Wednesday, September 26, 2012

The relevance of my research

The other day one of the undergrads in our lab said that ze didn’t get what the relevance was of the research that I am doing. At first I was kind of annoyed by this, but later I started thinking about the relevance of my research and how to better convey this during lab meetings perhaps. Not to go into too much detail about what I do, I think it’s enough to say that I use animal models to study aspects of psychiatric disorders. And to be honest: on a daily basis I find it much more interesting to find out little pieces of information about how the brain works, then to find the cure for depression for example. But I do realize that to the large public, most funding agencies and to the undergrad in our lab the latter is more important.

But some days I realize extra how important it is that we do research. One of those moments was when Glenn Close talked at SfN in 2010. She talked about how several members of her family were suffering from psychiatric diseases and how this affected their lives. It may have been because I was pregnant, but I was very moved by her presentation and the fact that all those thousands of neuroscientists were there realizing what they are working for. (I know this sounds extremely cheesy, but remember people that I was pregnant and very easily moved to tears).

Yesterday night was another one of those moments. A couple of colleagues and I went to a psychiatric hospital to play bingo with the people who live there. This was initiated by the church that one of my colleagues goes to, but we are planning to do it more often with the lab now too. Before we went we were all kind of nervous; what was it going to be like and what were the people going to say or do? It’s awkward realizing that you can talk about psychiatric disorders on a daily basis, and write in papers what a devastating illness it is, but almost never see an actual patient.

I got there kind of early yesterday and the psychiatric hospital looked a lot different than I thought it would: it was more like a college campus with small buildings here and there instead of a real hospital. It started to get dark and it was quiet and kind of eerie. After everyone had got there and we went inside, the place looked a lot like the psychiatric ward in “One flew over the cuckoo’s nest”. It was a pretty old building and we gathered the people in their dining hall, which had very simple tables and chairs. The people were very happy and excited that we were there, and immediately it wasn’t scary anymore; we started talking to some of them about normal everyday things. Other just sat and stared. 

The reason that we were playing bingo with them is that it is an excuse to give them simple things. Apparently if you are in a state psychiatric hospital, you don’t get toiletries other than hand soap (so no shampoo, no deodorant, no tooth paste) and you barely get any clothes. Many of these people didn’t get a lot of visitors to bring them these things. So we played bingo with them so that they got these things as prices. And we ate cheese puffs with them, because many of them didn’t have enough teeth to eat other snacks. It was both great and sad to see how happy they were with tooth paste, deodorant and our old clothes.
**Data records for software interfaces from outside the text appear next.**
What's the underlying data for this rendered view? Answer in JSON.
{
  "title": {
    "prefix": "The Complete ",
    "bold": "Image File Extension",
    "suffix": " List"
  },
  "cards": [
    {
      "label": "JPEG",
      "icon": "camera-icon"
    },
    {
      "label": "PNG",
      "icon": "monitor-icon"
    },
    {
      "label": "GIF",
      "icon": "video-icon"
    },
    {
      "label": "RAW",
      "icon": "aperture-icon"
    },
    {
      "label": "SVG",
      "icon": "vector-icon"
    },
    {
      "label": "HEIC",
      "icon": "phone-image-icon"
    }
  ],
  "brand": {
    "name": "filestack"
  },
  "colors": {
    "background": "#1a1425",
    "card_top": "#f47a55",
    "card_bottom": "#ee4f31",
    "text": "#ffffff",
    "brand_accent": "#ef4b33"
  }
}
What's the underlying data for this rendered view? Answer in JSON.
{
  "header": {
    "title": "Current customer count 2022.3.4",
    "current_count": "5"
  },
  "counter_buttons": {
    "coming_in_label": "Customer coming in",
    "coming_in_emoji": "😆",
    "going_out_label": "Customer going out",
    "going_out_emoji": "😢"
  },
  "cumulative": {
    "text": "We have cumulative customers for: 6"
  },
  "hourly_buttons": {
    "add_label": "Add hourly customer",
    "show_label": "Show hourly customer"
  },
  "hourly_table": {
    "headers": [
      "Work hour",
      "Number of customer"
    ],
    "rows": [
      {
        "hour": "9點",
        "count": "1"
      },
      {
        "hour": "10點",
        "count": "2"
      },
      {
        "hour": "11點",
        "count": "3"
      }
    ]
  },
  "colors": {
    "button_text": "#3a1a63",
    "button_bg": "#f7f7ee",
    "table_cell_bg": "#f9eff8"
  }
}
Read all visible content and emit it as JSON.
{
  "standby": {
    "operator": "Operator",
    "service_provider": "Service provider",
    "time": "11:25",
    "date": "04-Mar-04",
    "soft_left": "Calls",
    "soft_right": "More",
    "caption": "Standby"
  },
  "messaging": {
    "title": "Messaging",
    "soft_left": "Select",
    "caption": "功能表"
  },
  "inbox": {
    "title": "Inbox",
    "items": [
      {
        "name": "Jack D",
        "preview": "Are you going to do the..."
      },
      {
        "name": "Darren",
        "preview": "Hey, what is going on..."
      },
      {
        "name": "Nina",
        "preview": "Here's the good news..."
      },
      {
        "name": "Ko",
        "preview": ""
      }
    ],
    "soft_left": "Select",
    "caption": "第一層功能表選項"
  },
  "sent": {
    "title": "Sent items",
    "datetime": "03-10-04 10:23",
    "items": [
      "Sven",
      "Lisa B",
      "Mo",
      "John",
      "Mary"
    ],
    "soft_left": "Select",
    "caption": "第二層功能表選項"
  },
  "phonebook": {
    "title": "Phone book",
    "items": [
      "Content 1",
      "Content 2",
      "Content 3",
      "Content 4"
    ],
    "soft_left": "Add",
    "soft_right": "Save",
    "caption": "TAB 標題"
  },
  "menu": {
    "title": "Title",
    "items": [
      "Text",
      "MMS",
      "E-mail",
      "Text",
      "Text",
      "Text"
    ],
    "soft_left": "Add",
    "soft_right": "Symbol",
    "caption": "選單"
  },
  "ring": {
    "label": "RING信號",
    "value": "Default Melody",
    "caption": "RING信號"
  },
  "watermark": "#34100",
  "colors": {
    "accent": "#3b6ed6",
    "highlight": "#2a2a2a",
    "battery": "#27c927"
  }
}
And it made us realize that this is what we do our work for: to understand how these people develop psychiatric disorders, and more importantly to maybe one day develop a cure for them.


  1. wow, I had no idea that there were that many restrictions on the stuff to get. I mean, I get that you can't have enormous amounts of stuff but still... is it b/c of money "the state won't pay for it" or for the "safety" aspect?

    As for playing the bingo, sounds like a great thing to do as an outreach/connecting with what you're doing. And esp as a lab. I had similar experience working in the children's clinic seeing the disease I was working on. Makes you a little more grounded, esp when I sat in the animal house 4 am on a sunday taking organs.

    1. I think it's just a matter of money why they have so little things. As I said it's a state psych hospital and the building didn't look very new either...

  2. Great story! I agree, it's so important to step back sometimes and try to get some perspective on what we do. I wish I had more opportunities to do so.

    And for the record, I was bawling my eyes out during Glenn Close's presentation, and I was not (to my knowledge) pregnant. By far the best "neuroscience & society" talk SfN has had since 99, when I started going.

    1. Thanks! And yes, Glenn Close's talk was super impressive. I'm pretty sure I would have cried unpregnant too!

  3. I so know about the overly emotional part about being hugely pregnant. I can barely listen to certain songs on the radio while I'm driving these days ;)

    But how freakin' cool that they got a non-scientist to speak at a conference! What great motivation. So different when you can put it into the context of real people facing a disease vs. just that few paragraphs of boilerplate text you use in the intro of your paper.